At the close of the project’s first year, the BTJ team presented to its donors what had been achieved in terms of editorial coverage, online publishing and radio and television production. The team also outlined the project’s future targets and plans, among them a series of major regional investigations and the release of a documentary film and television series.
Lode Desmet, the director and producer of the upcoming film, in which six young people testify about their lives in the Balkans, showed sequences from the documentary for the first time. During the afternoon session, there was a debate on current transitional justice issues and in-house briefings from six BTJ reporters across the Balkans who explained the major themes and challenges for journalists working on the subject in their respective countries.

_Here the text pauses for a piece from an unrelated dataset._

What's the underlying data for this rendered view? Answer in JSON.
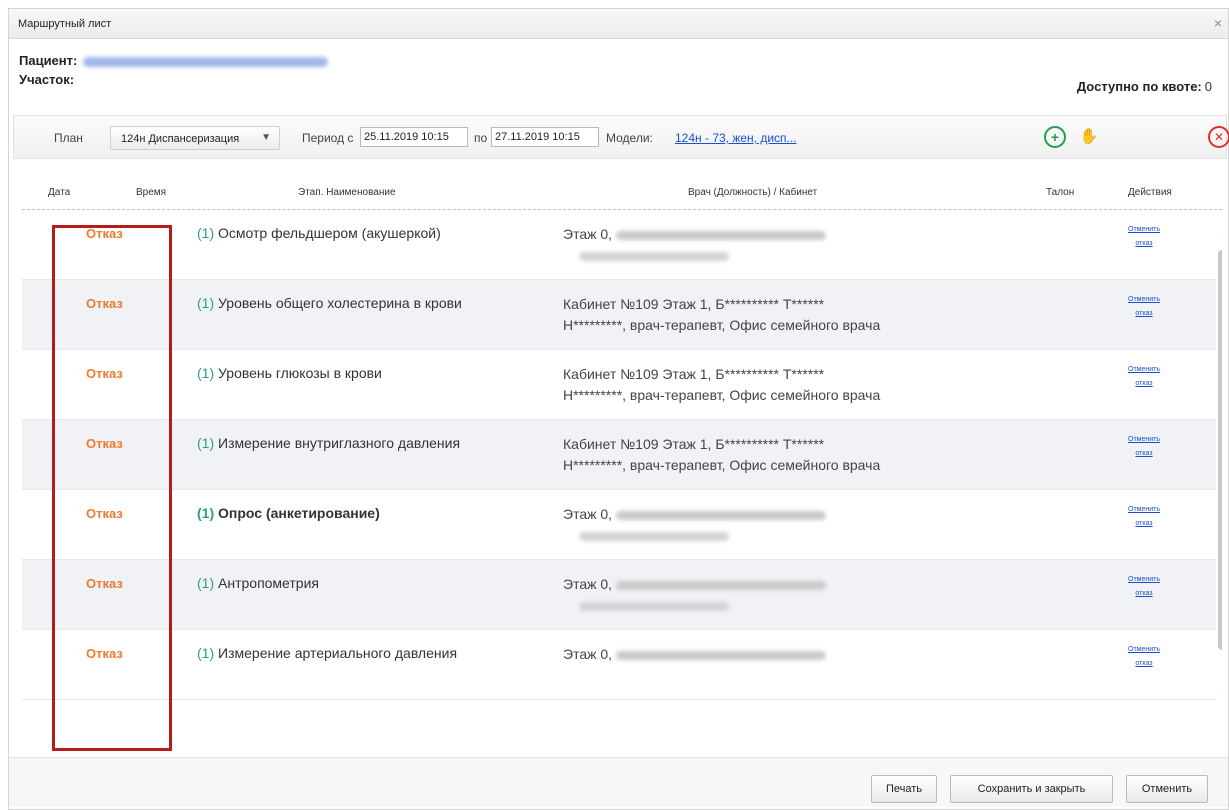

“Despite various challenges, we managed to reach the public in the region and provide crucial information. Twenty years after the wars in the Balkans, people still need answers and the public is entitled to receive information about war crimes trials. BIRN’s aim is to distribute necessary information supporting reconciliation among communities, but also to raise questions related to facing the past in the Balkans,” BIRN Project Manager Anisa Suceska Vekic said at the meeting.
During the first project year BTJ has achieved the following results:

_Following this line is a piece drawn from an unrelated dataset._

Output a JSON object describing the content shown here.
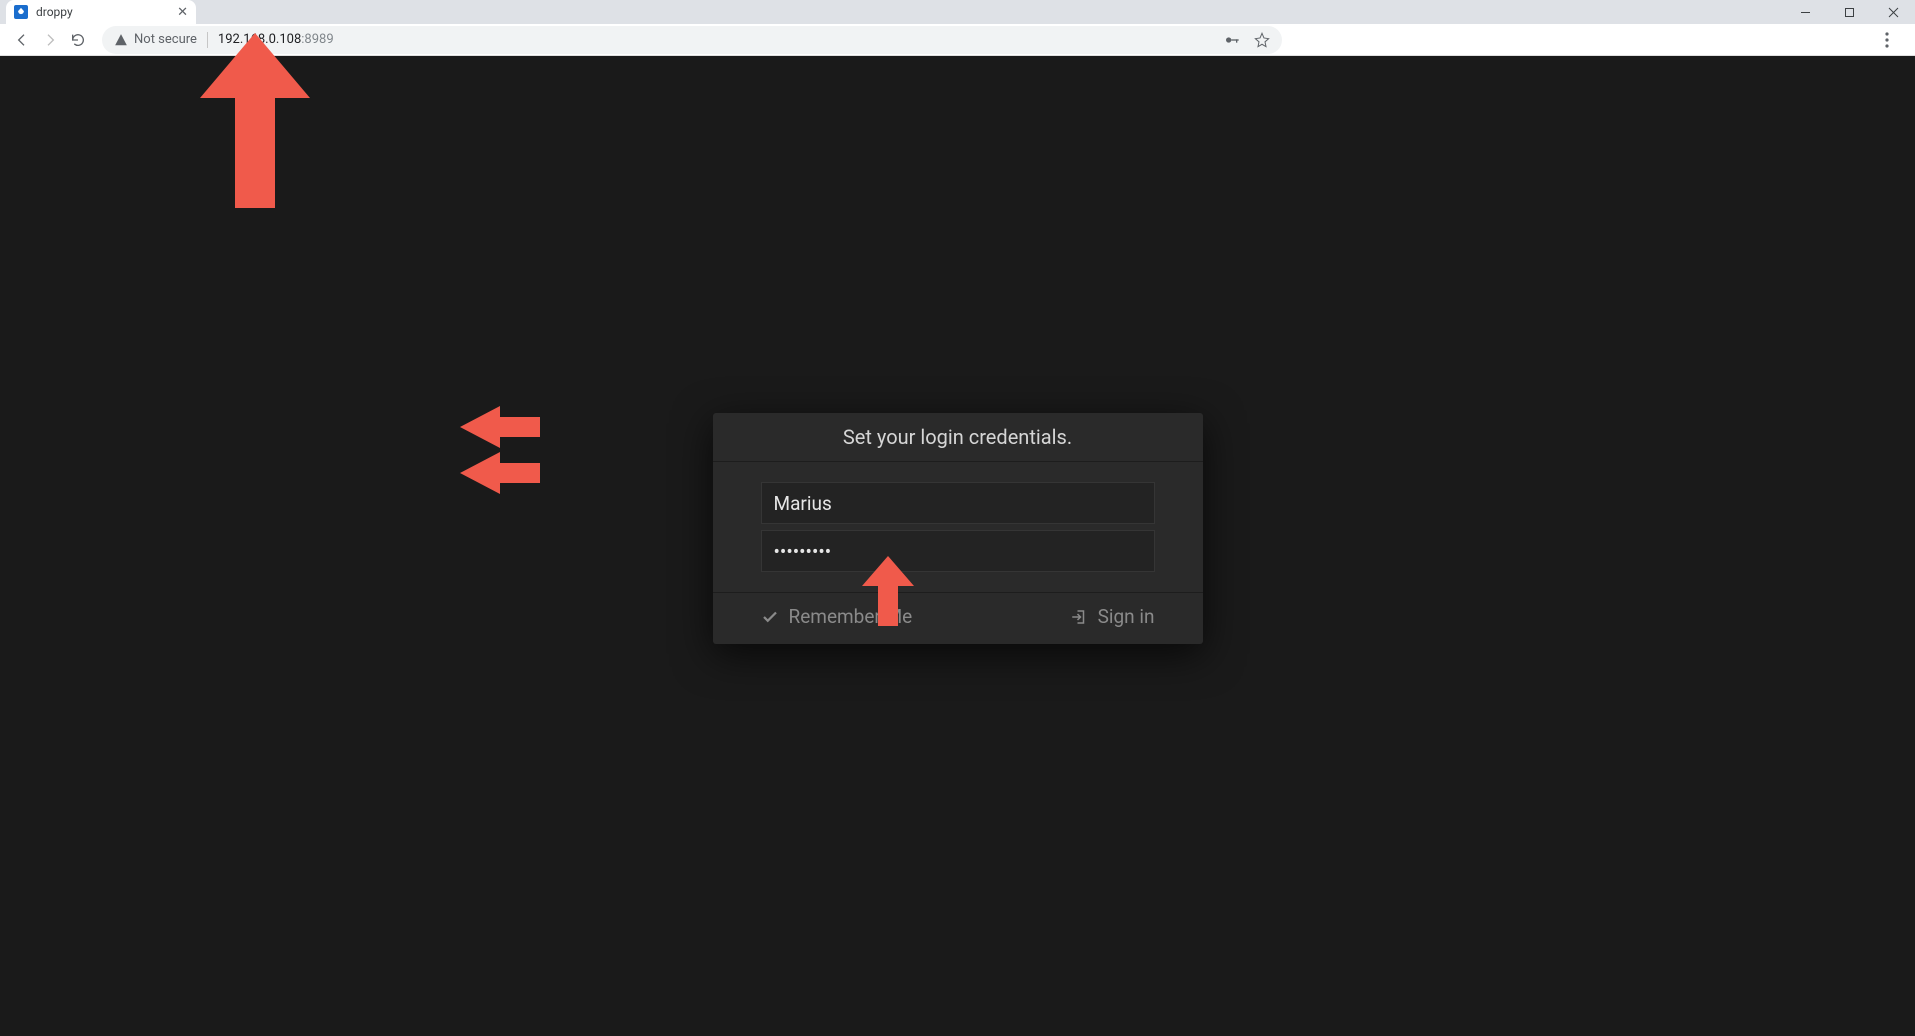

• Established, trained and developed a regional network of six transitional justice reporters
• Developed a unique online written and audio archive of war crimes trials and analysis, with 1,160 published articles on transitional justice issues
• Attracted more than 300,000 page views for the BTJ website
• Gathered more than 13,000 followers on social networks
• Finished filming the TV documentary
• Released nine episodes of the ‘Roads to Justice’ radio programme
• Recruited 100 radio stations in the region to broadcast nine episodes of the radio programme
The meeting was also attended by experts from the Organisation for Security and Cooperation in Europe OSCE, who actively contributed to the debate.
The Balkan Transitional Justice programme is funded by the European Commission, the Federal Department of Foreign Affairs of Switzerland and the British Foreign and Commonwealth Office.